Pittsburgh Creche Endowment Fund
How the Crèche came to Pittsburgh is an example of how a diverse community joined together to accomplish a goal. In 1996, the Christian Leaders Fellowship displayed a Nativity scene near Gateway Center on city property. In 1998, the City of Pittsburgh decided such displays could no longer be erected on government property. Around this same time, Louis D. Astorino, a pre-eminent architect and member of the Christmas Festival Committee had visited the larger-than-life-sized Crèche at St. Peter’s Square in Rome’s Vatican City in 1993 and wanted to do something special for Pittsburgh’s Christmas Festival for the millennium.
In 1997, the Festival Committee and the Christian Leaders Fellowship approved Astorino’s proposal to duplicate the Crèche in St. Peter’s Square at a new downtown Pittsburgh location where even more people could linger to appreciate it. Then, Catholic Diocesan Bishop Donald Wuerl contacted USX Chairman Thomas Usher, who arranged for the Crèche to be displayed on private property on the plaza outside of what is now the U.S. Steel Tower. Workers at the Civic Light Opera’s Construction Center built the stable and, in Rome, Umberto Mezzana who designed the original stable worked with Petro Simonelli who crafted the first nativity scene figures.
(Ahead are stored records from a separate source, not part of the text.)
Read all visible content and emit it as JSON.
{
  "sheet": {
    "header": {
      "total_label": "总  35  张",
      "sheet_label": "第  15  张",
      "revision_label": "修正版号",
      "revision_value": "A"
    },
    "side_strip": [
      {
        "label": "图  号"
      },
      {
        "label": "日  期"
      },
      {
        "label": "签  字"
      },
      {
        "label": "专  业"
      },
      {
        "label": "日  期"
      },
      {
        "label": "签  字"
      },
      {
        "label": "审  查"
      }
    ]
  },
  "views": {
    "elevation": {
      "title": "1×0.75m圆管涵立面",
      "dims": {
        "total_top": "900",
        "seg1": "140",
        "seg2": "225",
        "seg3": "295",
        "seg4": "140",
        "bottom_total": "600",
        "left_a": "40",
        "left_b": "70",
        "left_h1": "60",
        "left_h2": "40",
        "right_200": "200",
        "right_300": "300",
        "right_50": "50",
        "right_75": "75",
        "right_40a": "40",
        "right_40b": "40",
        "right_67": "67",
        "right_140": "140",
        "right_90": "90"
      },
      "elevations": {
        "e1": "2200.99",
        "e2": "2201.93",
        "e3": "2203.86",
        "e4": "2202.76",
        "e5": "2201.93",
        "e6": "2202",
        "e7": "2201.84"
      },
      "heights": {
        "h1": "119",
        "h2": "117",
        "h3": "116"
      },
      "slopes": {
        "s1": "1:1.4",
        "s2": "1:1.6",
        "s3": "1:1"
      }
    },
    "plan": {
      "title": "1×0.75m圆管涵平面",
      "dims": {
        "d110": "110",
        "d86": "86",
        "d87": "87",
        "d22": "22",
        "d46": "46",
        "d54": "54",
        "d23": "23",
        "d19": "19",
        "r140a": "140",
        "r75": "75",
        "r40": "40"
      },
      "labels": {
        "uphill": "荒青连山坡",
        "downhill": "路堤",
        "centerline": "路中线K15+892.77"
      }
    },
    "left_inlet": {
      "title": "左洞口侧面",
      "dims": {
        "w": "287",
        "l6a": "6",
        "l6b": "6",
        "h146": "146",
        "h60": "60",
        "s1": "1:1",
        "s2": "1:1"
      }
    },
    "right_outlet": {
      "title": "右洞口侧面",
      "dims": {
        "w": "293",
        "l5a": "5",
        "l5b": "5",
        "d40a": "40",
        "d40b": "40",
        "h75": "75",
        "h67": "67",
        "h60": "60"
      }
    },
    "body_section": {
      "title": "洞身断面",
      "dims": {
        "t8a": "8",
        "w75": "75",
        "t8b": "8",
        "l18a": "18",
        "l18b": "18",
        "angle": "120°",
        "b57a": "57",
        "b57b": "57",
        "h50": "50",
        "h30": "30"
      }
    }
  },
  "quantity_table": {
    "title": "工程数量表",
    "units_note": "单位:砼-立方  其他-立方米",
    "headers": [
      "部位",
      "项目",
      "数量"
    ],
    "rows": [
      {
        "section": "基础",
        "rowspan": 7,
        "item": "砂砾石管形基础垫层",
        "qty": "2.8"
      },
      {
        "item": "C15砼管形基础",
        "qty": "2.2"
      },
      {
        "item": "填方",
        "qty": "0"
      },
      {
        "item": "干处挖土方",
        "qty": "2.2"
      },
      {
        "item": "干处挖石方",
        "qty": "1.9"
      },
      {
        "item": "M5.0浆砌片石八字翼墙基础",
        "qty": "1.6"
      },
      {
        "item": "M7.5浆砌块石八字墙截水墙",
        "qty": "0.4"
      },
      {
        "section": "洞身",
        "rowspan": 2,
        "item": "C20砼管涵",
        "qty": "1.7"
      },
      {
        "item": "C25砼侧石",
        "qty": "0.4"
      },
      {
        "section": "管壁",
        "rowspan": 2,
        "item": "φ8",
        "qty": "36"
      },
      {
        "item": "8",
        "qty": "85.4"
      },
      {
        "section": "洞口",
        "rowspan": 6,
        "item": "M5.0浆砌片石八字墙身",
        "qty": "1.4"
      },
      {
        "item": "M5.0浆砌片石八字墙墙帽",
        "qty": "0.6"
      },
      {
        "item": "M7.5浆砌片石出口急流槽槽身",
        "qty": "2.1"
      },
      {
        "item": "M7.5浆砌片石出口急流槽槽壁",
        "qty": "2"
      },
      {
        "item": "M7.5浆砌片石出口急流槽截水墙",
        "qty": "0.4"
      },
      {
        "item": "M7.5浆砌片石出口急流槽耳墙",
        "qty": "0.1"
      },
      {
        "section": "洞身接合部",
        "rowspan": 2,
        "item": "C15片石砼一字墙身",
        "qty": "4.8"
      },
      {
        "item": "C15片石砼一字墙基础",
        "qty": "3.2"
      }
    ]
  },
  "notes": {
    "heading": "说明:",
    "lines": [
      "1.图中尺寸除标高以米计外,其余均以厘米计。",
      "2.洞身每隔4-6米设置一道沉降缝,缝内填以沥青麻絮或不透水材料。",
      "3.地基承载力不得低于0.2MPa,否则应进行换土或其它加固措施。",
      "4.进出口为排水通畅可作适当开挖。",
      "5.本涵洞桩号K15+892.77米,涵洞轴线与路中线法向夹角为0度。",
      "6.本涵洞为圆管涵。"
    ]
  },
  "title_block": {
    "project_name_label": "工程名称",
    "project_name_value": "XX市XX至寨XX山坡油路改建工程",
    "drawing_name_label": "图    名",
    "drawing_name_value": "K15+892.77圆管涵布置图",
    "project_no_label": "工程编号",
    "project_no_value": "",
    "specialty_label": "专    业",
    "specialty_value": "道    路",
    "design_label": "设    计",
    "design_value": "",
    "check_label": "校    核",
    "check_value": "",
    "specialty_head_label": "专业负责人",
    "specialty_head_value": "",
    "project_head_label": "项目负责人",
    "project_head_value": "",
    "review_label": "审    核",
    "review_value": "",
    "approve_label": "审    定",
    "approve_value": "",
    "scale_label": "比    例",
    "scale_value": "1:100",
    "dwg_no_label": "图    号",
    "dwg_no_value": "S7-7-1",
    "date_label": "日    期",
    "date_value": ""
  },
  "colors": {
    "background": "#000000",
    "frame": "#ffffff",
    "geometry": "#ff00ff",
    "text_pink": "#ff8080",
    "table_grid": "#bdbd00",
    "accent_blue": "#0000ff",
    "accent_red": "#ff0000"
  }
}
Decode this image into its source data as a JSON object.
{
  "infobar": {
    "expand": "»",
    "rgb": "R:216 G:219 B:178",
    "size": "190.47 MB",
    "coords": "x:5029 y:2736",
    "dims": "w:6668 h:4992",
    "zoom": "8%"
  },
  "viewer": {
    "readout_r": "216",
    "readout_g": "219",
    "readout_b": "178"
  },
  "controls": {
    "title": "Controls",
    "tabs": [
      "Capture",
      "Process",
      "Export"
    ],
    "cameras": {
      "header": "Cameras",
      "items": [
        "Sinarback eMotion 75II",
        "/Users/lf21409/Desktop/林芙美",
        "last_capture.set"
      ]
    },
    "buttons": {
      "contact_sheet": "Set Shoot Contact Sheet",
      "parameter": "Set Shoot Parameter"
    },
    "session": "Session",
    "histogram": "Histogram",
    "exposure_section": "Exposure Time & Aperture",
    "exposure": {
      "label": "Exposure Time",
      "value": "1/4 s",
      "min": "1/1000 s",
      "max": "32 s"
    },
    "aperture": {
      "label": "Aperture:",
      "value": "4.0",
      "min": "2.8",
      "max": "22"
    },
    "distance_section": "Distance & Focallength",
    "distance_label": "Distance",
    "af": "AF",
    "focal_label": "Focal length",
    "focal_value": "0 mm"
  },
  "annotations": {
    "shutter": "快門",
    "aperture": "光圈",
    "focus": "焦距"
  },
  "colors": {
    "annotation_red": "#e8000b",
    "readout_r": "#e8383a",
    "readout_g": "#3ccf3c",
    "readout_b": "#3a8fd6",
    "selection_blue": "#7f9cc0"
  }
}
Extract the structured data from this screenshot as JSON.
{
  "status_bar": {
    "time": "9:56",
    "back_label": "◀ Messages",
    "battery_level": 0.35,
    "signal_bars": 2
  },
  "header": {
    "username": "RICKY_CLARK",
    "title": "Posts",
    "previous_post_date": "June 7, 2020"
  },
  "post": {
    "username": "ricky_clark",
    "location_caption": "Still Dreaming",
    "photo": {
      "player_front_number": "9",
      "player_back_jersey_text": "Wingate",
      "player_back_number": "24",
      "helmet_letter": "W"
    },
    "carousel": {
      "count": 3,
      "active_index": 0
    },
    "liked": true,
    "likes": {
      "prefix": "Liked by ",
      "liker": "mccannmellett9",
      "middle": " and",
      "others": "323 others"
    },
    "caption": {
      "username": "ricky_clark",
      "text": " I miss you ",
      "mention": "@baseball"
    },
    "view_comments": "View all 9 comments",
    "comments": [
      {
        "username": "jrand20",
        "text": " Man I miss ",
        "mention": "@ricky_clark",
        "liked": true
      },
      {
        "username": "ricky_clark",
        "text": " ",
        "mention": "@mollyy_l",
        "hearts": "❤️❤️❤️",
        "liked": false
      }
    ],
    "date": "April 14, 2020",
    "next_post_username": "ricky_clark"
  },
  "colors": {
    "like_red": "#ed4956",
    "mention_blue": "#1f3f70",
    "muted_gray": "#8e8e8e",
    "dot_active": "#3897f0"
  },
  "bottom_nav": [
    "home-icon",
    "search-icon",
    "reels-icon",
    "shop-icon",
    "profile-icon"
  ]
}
Local foundations, businesses and unions contributed money, services and labor to the construction and assembly of the Crèche. The Sisters of the Holy Spirit now sew and maintain the clothes for all the life-sized figures. The new Crèche was dedicated on Dec. 6, 1999, and was displayed through Jan. 7, 2000. Every year since, volunteers and unions have donated their time and corporations have given services to help keep the Crèche a unique part of Pittsburgh’s holiday celebration. While much of the work on the Nativity is donated, not all the labor is free and other expenditures are necessary including truck rentals and police service. Because of winter weather conditions the nativity scene also suffers damage to the roof or to the plywood infrastructure and most years needs some repairs. It is for these additional labor and equipment costs and the as-needed restoration expenses that an endowment fund was created at The Pittsburgh Foundation.
Despite all of the donated services, approximately $70,000 is needed annually to maintain the Crèche and to house it when it is not on display. When a shortage of funds presented the possibility that the Crèche might be discontinued, Christians of all denominations not only responded to address the need, but worked with The Pittsburgh Foundation to create this fund to endow The Pittsburgh Crèche so that it could be appreciated and enjoyed by future generations of Pittsburghers.
The annual dedication of The Pittsburgh’s Crèche opens on Pittsburgh’s annual Light Up Night in November and remains open through Epiphany in early January. Each year an estimated 250,000 people stop to gaze at the life-like replicas and the manger scene that is the reason for the holiday celebration. The Crèche has become an attraction to downtown Pittsburgh allowing residents and out-of-towners to connect their beliefs with the joy of the season.
Type of Fund